Adam West. Michael Keaton. Val Kilmer. George Clooney. Christian Bale.
Even an average movie fan should instantly recognize what this list of actors has in common. These actors have all portrayed Batman in his various incarnations. Adam West was in the television series in the 60’s. Michael Keaton, Val Kilmer, and George Clooney took on the role of Batman in the movies in the 90’s. For the two latest movies, Christian Bale wore the cape and cowl. These actors have carried out the role in varying degrees of quality, some quite excellent. But there is one name that is missing that stands above all of these.

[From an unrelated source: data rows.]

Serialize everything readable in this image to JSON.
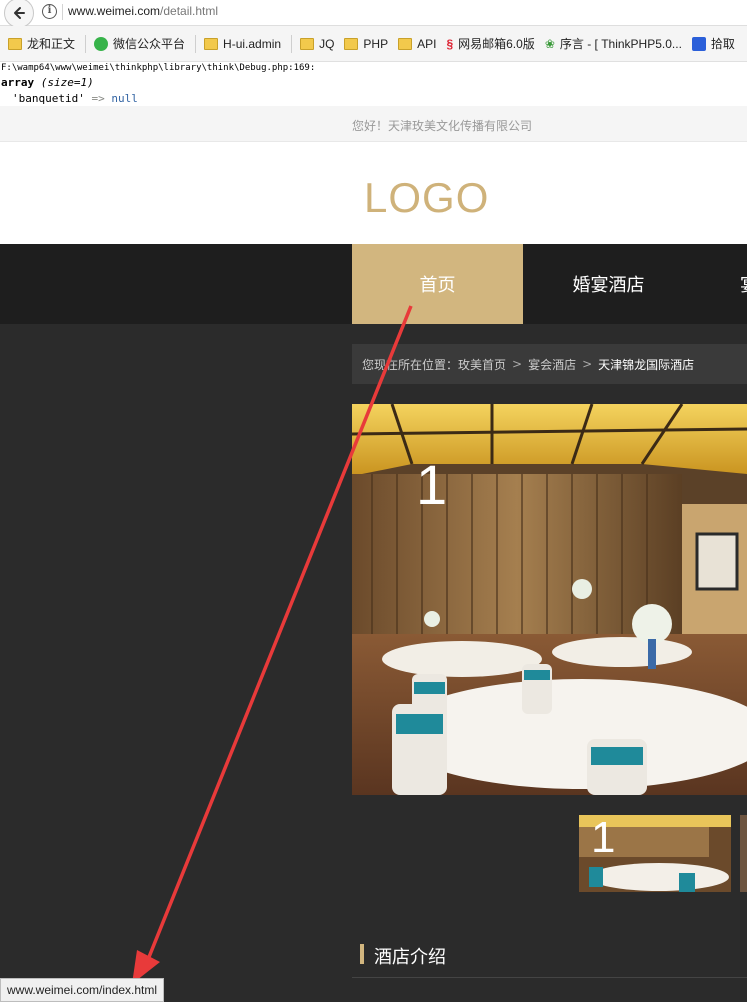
{
  "browser": {
    "url_host": "www.weimei.com",
    "url_path": "/detail.html",
    "bookmarks": [
      {
        "label": "龙和正文",
        "icon": "folder-icon"
      },
      {
        "label": "微信公众平台",
        "icon": "wechat-icon"
      },
      {
        "label": "H-ui.admin",
        "icon": "folder-icon"
      },
      {
        "label": "JQ",
        "icon": "folder-icon"
      },
      {
        "label": "PHP",
        "icon": "folder-icon"
      },
      {
        "label": "API",
        "icon": "folder-icon"
      },
      {
        "label": "网易邮箱6.0版",
        "icon": "mail-icon"
      },
      {
        "label": "序言 - [ ThinkPHP5.0...",
        "icon": "leaf-icon"
      },
      {
        "label": "拾取",
        "icon": "paw-icon"
      }
    ],
    "status_url": "www.weimei.com/index.html"
  },
  "debug": {
    "path": "F:\\wamp64\\www\\weimei\\thinkphp\\library\\think\\Debug.php:169:",
    "array_word": "array",
    "size_text": "(size=1)",
    "key": "'banquetid'",
    "arrow": "=>",
    "value": "null"
  },
  "site": {
    "greeting": "您好！天津玫美文化传播有限公司",
    "logo": "LOGO",
    "nav": {
      "home": "首页",
      "banquet": "婚宴酒店",
      "more": "宴"
    },
    "breadcrumb": {
      "prefix": "您现在所在位置：",
      "items": [
        "玫美首页",
        "宴会酒店",
        "天津锦龙国际酒店"
      ],
      "separator": ">"
    },
    "gallery": {
      "slide_number": "1",
      "thumb_number": "1"
    },
    "section_title": "酒店介绍"
  },
  "colors": {
    "accent": "#d2b67f",
    "logo": "#cfb27a",
    "annotation": "#e83a3a"
  }
}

This one is a bit harder. But the list above should give you a very good clue of where Conroy fits in. If you haven’t got it already, here’s another list:
Batman: The Animated Series, Batman: Mask of the Phantasm, Superman: The Animated Series, The New Batman Adventures, Batman & Mr. Freeze: SubZero, Batman Beyond, Batman Beyond: Return of the Joker, Batman Vengeance, Batman: Rise of Sin Tzu, Batman: Mystery of the Batwoman, Justice League Unlimited, Batman: Gotham Knight, Batman: Arkham Asylum
Outside of the live action movies, Kevin Conroy has been the voice of Batman in almost every depiction of Batman for the two decades. From his first appearance in 1992 on Batman: The Animated Series, that gravelly voice has captured the spirit of Batman. Over these past 18 years, Conroy has been Batman to children and adults alike. Even though different men were selected to voice Batman in 2004’s The Batman and 2008’s The Brave and the Bold, his influence is still felt. The latest Batman video game (Arkham Asylum) even went so far as to bring back the entire cast of Batman: The Animated Series to reprise their roles.
Much like Frank Miller’s graphic novel The Dark Knight Returns did in the 80’s, Batman: The Animated Series became the defining representation of Batman for the 90’s. It is the gold standard on which all future depictions of Batman are judged. Kevin Conroy’s portrayal of Batman is the key to this phenomenon. The fact that he has held the role so consistently shows that DC thought that as well. These other actors are mere imitators. More than another other actor, Kevin Conroy IS Batman to me.
Interesting aside: a similar situation exists with someone else from the animated series. Neither Jack Nicholson nor Heath Ledger are the true Joker in my eyes. But that’s the story for another day . . .
-That is all.